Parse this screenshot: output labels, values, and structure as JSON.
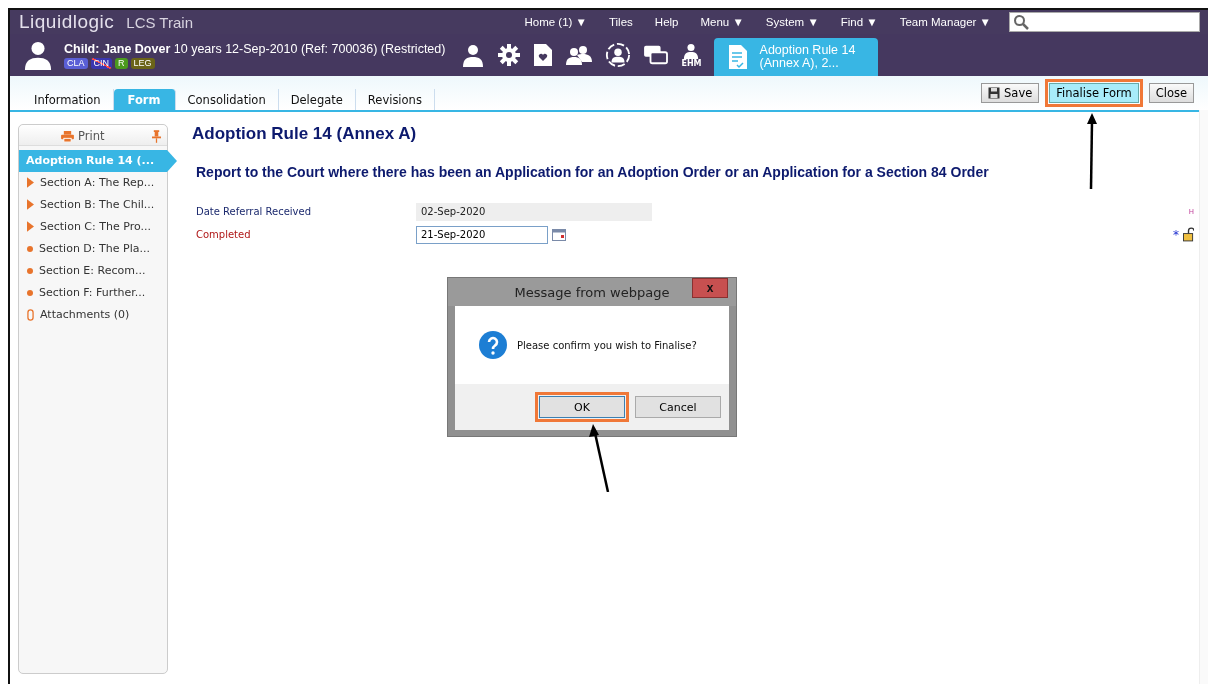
{
  "app": {
    "logo": "Liquidlogic",
    "product": "LCS Train"
  },
  "top_menu": [
    {
      "label": "Home (1) ▼"
    },
    {
      "label": "Tiles"
    },
    {
      "label": "Help"
    },
    {
      "label": "Menu ▼"
    },
    {
      "label": "System ▼"
    },
    {
      "label": "Find ▼"
    },
    {
      "label": "Team Manager ▼"
    }
  ],
  "person": {
    "name": "Child: Jane Dover",
    "details": "10 years 12-Sep-2010 (Ref: 700036) (Restricted)",
    "tags": [
      {
        "label": "CLA",
        "color": "#5a5fd6",
        "struck": false
      },
      {
        "label": "CIN",
        "color": "#3a36b0",
        "struck": true
      },
      {
        "label": "R",
        "color": "#4b9a1e",
        "struck": false
      },
      {
        "label": "LEG",
        "color": "#6b6418",
        "struck": false
      }
    ]
  },
  "toolbar_icons": [
    {
      "kind": "person"
    },
    {
      "kind": "gear"
    },
    {
      "kind": "document"
    },
    {
      "kind": "group"
    },
    {
      "kind": "network"
    },
    {
      "kind": "windows"
    },
    {
      "kind": "ehm",
      "label": "EHM"
    }
  ],
  "open_form_tab": {
    "title": "Adoption Rule 14 (Annex A), 2..."
  },
  "tabs": [
    {
      "label": "Information",
      "selected": false
    },
    {
      "label": "Form",
      "selected": true
    },
    {
      "label": "Consolidation",
      "selected": false
    },
    {
      "label": "Delegate",
      "selected": false
    },
    {
      "label": "Revisions",
      "selected": false
    }
  ],
  "actions": [
    {
      "label": "Save",
      "kind": "save",
      "highlighted": false
    },
    {
      "label": "Finalise Form",
      "kind": "primary",
      "highlighted": true
    },
    {
      "label": "Close",
      "kind": "plain",
      "highlighted": false
    }
  ],
  "sidebar": {
    "print": "Print",
    "items": [
      {
        "label": "Adoption Rule 14 (...",
        "kind": "current",
        "selected": true
      },
      {
        "label": "Section A: The Rep...",
        "kind": "arrow",
        "selected": false
      },
      {
        "label": "Section B: The Chil...",
        "kind": "arrow",
        "selected": false
      },
      {
        "label": "Section C: The Pro...",
        "kind": "arrow",
        "selected": false
      },
      {
        "label": "Section D: The Pla...",
        "kind": "dot",
        "selected": false
      },
      {
        "label": "Section E: Recom...",
        "kind": "dot",
        "selected": false
      },
      {
        "label": "Section F: Further...",
        "kind": "dot",
        "selected": false
      },
      {
        "label": "Attachments (0)",
        "kind": "attachment",
        "selected": false
      }
    ]
  },
  "form": {
    "title": "Adoption Rule 14 (Annex A)",
    "subtitle": "Report to the Court where there has been an Application for an Adoption Order or an Application for a Section 84 Order",
    "marker": "H",
    "fields": [
      {
        "label": "Date Referral Received",
        "value": "02-Sep-2020",
        "required": false,
        "editable": false
      },
      {
        "label": "Completed",
        "value": "21-Sep-2020",
        "required": true,
        "editable": true,
        "required_mark": "*"
      }
    ]
  },
  "dialog": {
    "title": "Message from webpage",
    "close": "x",
    "message": "Please confirm you wish to Finalise?",
    "buttons": [
      {
        "label": "OK",
        "highlighted": true
      },
      {
        "label": "Cancel",
        "highlighted": false
      }
    ]
  }
}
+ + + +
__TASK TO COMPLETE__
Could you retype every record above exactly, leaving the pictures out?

__EXERCISE OUTPUT__
Parse this screenshot: output labels, values, and structure as JSON.
{
  "app": {
    "logo": "Liquidlogic",
    "product": "LCS Train"
  },
  "top_menu": [
    {
      "label": "Home (1) ▼"
    },
    {
      "label": "Tiles"
    },
    {
      "label": "Help"
    },
    {
      "label": "Menu ▼"
    },
    {
      "label": "System ▼"
    },
    {
      "label": "Find ▼"
    },
    {
      "label": "Team Manager ▼"
    }
  ],
  "person": {
    "name": "Child: Jane Dover",
    "details": "10 years 12-Sep-2010 (Ref: 700036) (Restricted)",
    "tags": [
      {
        "label": "CLA",
        "color": "#5a5fd6",
        "struck": false
      },
      {
        "label": "CIN",
        "color": "#3a36b0",
        "struck": true
      },
      {
        "label": "R",
        "color": "#4b9a1e",
        "struck": false
      },
      {
        "label": "LEG",
        "color": "#6b6418",
        "struck": false
      }
    ]
  },
  "toolbar_icons": [
    {
      "kind": "person"
    },
    {
      "kind": "gear"
    },
    {
      "kind": "document"
    },
    {
      "kind": "group"
    },
    {
      "kind": "network"
    },
    {
      "kind": "windows"
    },
    {
      "kind": "ehm",
      "label": "EHM"
    }
  ],
  "open_form_tab": {
    "title": "Adoption Rule 14 (Annex A), 2..."
  },
  "tabs": [
    {
      "label": "Information",
      "selected": false
    },
    {
      "label": "Form",
      "selected": true
    },
    {
      "label": "Consolidation",
      "selected": false
    },
    {
      "label": "Delegate",
      "selected": false
    },
    {
      "label": "Revisions",
      "selected": false
    }
  ],
  "actions": [
    {
      "label": "Save",
      "kind": "save",
      "highlighted": false
    },
    {
      "label": "Finalise Form",
      "kind": "primary",
      "highlighted": true
    },
    {
      "label": "Close",
      "kind": "plain",
      "highlighted": false
    }
  ],
  "sidebar": {
    "print": "Print",
    "items": [
      {
        "label": "Adoption Rule 14 (...",
        "kind": "current",
        "selected": true
      },
      {
        "label": "Section A: The Rep...",
        "kind": "arrow",
        "selected": false
      },
      {
        "label": "Section B: The Chil...",
        "kind": "arrow",
        "selected": false
      },
      {
        "label": "Section C: The Pro...",
        "kind": "arrow",
        "selected": false
      },
      {
        "label": "Section D: The Pla...",
        "kind": "dot",
        "selected": false
      },
      {
        "label": "Section E: Recom...",
        "kind": "dot",
        "selected": false
      },
      {
        "label": "Section F: Further...",
        "kind": "dot",
        "selected": false
      },
      {
        "label": "Attachments (0)",
        "kind": "attachment",
        "selected": false
      }
    ]
  },
  "form": {
    "title": "Adoption Rule 14 (Annex A)",
    "subtitle": "Report to the Court where there has been an Application for an Adoption Order or an Application for a Section 84 Order",
    "marker": "H",
    "fields": [
      {
        "label": "Date Referral Received",
        "value": "02-Sep-2020",
        "required": false,
        "editable": false
      },
      {
        "label": "Completed",
        "value": "21-Sep-2020",
        "required": true,
        "editable": true,
        "required_mark": "*"
      }
    ]
  },
  "dialog": {
    "title": "Message from webpage",
    "close": "x",
    "message": "Please confirm you wish to Finalise?",
    "buttons": [
      {
        "label": "OK",
        "highlighted": true
      },
      {
        "label": "Cancel",
        "highlighted": false
      }
    ]
  }
}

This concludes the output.